I’m using JupyterLite in an environment where first-time user experience is really important. I noticed that when I load up a JupyterLite notebook, the first time a code cell executes there is a ~15 second delay. After that, code cells execute very fast.
My application includes a JupyterLab / JupyterLite extension. I was wondering, does anyone have a suggestion for reducing this delay on first-cell execution?
My user will probably be reading for the first 10 seconds or so that they’re looking at the notebook. If I could force a code cell to execute as soon as the notebook opens, that would solve my problem for a lot of users. This seems clumsy though.
Can someone with recommend a pattern for reducing this cold start time?
@OwenBrown maybe a workaround could be to have an extension that finds the first cell and executes it automatically when the notebook is first opened?
Which Python kernel are you using? Pyodide or Xeus Python?
Pyodide loads packages lazily depending on the code being executed, which can explain this delay when executing a cell.
Xeus Python on the other hand fetches all packages at kernel startup, which should make executing the first cell faster:
However the drawback is kernel startup time which can be longer due to more files being downloaded.
Over in GitHub - krassowski/jupyterlab-transformers-completer: Inline completion provider using tranformers.js for JupyterLab I am “working around” the issue of language models taking time to download by showing a notification with a progress bar which dynamically updates as the model gets downloaded. This is just a UX mitigation but it does wonders to reducing user annoynace.
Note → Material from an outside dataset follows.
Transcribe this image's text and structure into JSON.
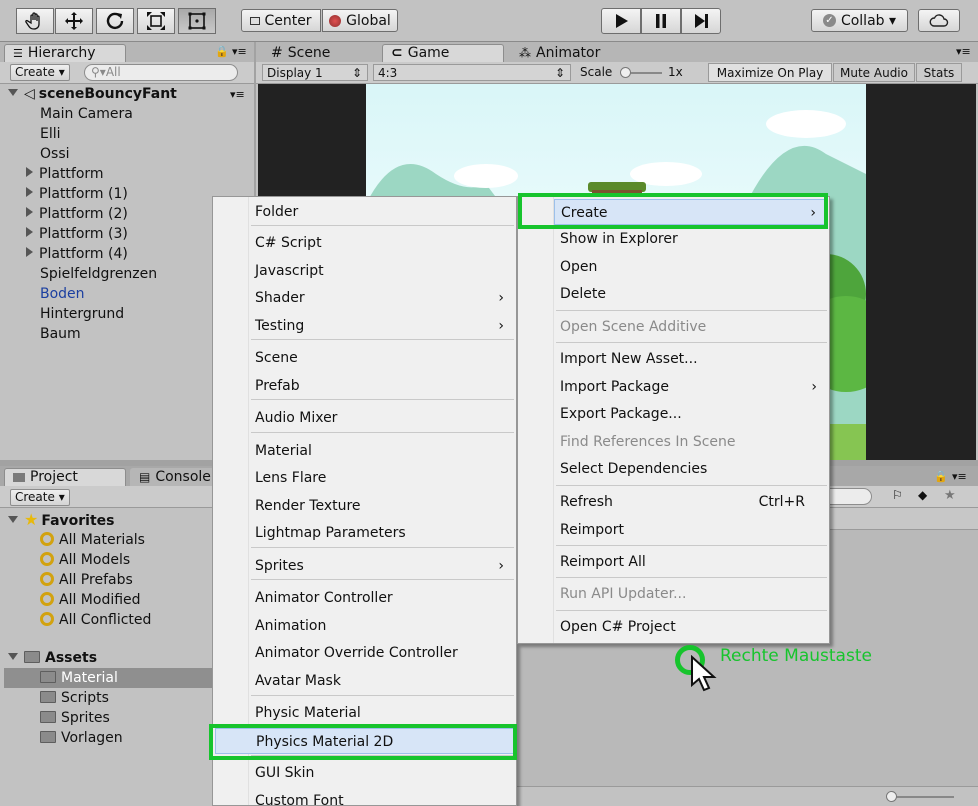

I was recently thinking whether JupyterLite would benefit from showing a progress bar to indicate that packages are being downloaded. What do you all think?
A lite kernel can implement this, already, but would require a custom client extension and a custom kernel extension and a custom server extension, as there is no formalized place in the messaging spec at this stage of the lifecycle.
As there are a number of expensive-to-start 0MQ-based kernels (and wrappers) as well, perhaps the kernel messaging protocol would benefit from some ways to reflect this kind of early lifecycle kernel status information, and then lite kernels could use it.
The UX of how to actually deliver this is another story: the status indication primitives in Lab and Notebook are… not super informative. The “pie chart” for queued cells tells one something, and was a good change over the previous ternary, but there really isn’t room in that menu and status bar (which often duplicate information from the menu bar) for every feature to add another gizmo. Notifications toasts are pretty terrible, from an attention-management point of view, if they don’t offer something actionable.
All the cool kids have ~8px tall “skinny flowing ribbons”, maybe we need concrete/indeterminate/stackable one of those under the toolbar that can optionally reveal the log message viewer.
Thank you for the quick response. I’m using Pyodide. I’ll read up on the tradeoffs of Pyodide vs. Xeus Python.
How to add xpython to the jupyterLite environment?
pip install xpython did’nt work for me?
I figured it out.